And honestly, there are days that I come to the table with nothing, no motivation, no interest. But I show up anyway and clean up my space, organize supplies, paint a coat of primer on some new boards. Anything to keep going.
So if you're ready to practice your art, craft, hobby, whatever for 15 minutes a day, here's a few tips that helped me.
9 Tips to quickly setting up your daily practice:
Know what you're working on? Great...gather supplies and move them all to the same spot. Nothing deflates your spirit faster than searching your house for the materials you need. Just like a recipe, get the ingredients ready first.
Choose the same time of day/location to get your mind into 'serious play mode' if you can. You are trying to make a habit, and while it sounds repetitive and not at all spontaneous, it really does help if you schedule it into your day. My typical routine is downstairs to the art studio right after my kids leave for school every day. Every day.
Be flexible if #2 doesn't work for you. Does your situation call for more or less time periods, at different times of the day? Maybe 2x week for an hour each day is more suitable? Play around with the timing.
Instead of tackling the whole project, what can you do in 15 minutes to move you a step closer? Research? Make a list to organize? Hunt down some more supplies?
How many ways can you break down the process into manageable chunks of time?
Figure out what you can do today to prepare for your 15 minutes tomorrow.
Use what you have. Resist the urge to go out and buy everything new, unless of course, you are starting something completely different. You might change direction early on. Allow some space for discovery...can you substitute?
Read this post by Austin Kleon, author of "How to Steal Like an Artist" & download his free printable here: "30-Day Practice & Suck Less Challenge"
Let go of any & ALL expectations, seriously...just do it, this isn't an exercise in skill or talent. You have to make ugly paintings to get to good ones. You have to scribble before you can draw. You have to knit a washcloth before you can knit a dress.
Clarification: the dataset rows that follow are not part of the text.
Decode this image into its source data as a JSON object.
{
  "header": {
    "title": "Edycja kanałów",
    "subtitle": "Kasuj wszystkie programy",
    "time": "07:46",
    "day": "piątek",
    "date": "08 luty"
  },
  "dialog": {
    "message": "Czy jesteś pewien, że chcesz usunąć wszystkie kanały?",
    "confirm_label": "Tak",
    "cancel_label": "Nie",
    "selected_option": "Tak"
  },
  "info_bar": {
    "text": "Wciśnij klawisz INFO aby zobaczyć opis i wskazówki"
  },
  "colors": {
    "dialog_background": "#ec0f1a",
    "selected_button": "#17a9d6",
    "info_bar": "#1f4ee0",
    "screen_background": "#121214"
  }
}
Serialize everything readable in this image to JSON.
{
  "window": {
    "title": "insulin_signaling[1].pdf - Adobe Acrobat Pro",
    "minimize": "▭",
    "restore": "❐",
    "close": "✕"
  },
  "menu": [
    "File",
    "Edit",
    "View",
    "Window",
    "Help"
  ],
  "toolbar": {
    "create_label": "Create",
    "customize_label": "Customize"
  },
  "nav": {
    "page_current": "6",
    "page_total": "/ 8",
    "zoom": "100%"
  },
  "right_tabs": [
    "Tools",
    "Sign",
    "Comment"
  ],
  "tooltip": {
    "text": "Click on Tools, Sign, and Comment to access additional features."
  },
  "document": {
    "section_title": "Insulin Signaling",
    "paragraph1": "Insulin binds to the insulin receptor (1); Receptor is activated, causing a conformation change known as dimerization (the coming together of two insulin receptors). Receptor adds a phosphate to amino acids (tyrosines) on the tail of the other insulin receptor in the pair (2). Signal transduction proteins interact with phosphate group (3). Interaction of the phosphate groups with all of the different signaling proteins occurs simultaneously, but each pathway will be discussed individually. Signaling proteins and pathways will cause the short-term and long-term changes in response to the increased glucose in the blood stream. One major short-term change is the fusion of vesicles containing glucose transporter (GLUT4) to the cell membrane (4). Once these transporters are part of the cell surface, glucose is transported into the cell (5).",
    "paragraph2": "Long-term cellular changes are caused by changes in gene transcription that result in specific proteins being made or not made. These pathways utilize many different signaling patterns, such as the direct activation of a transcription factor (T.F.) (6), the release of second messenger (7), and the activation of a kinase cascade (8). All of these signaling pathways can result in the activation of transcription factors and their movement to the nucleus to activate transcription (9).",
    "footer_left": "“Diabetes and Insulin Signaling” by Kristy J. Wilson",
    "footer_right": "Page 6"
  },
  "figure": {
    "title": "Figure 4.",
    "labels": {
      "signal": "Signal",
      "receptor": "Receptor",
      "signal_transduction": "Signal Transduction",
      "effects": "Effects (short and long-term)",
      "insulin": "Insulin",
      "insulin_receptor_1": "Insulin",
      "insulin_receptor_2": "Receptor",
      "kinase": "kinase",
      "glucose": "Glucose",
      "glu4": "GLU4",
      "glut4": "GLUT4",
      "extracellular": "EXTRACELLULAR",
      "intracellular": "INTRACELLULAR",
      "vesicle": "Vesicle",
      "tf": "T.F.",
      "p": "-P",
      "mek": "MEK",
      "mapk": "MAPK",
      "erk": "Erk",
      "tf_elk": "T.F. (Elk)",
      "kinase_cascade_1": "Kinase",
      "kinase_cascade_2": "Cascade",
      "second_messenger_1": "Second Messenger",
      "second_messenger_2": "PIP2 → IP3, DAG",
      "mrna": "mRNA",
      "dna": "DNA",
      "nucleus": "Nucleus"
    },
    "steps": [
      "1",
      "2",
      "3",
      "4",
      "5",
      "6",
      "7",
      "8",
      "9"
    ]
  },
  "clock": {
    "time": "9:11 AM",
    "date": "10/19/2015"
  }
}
Do I need to go on? I could write a book about people (including myself) that have allowed negative self-doubt to paralyze their progress. Don't be that person. Being creative is about the joy of doing something that takes your brain away from stress.
Give yourself a break. Skipped a day? It happens. Took a week off because of "life"? Start again. The point is to gently nudge yourself along and see where you end up after a month.
One final note...thinking you have to be in a 'creative' mood is a false belief. You do not have to feel creative, in order to be creative. You just have to push through!
Art before dishes...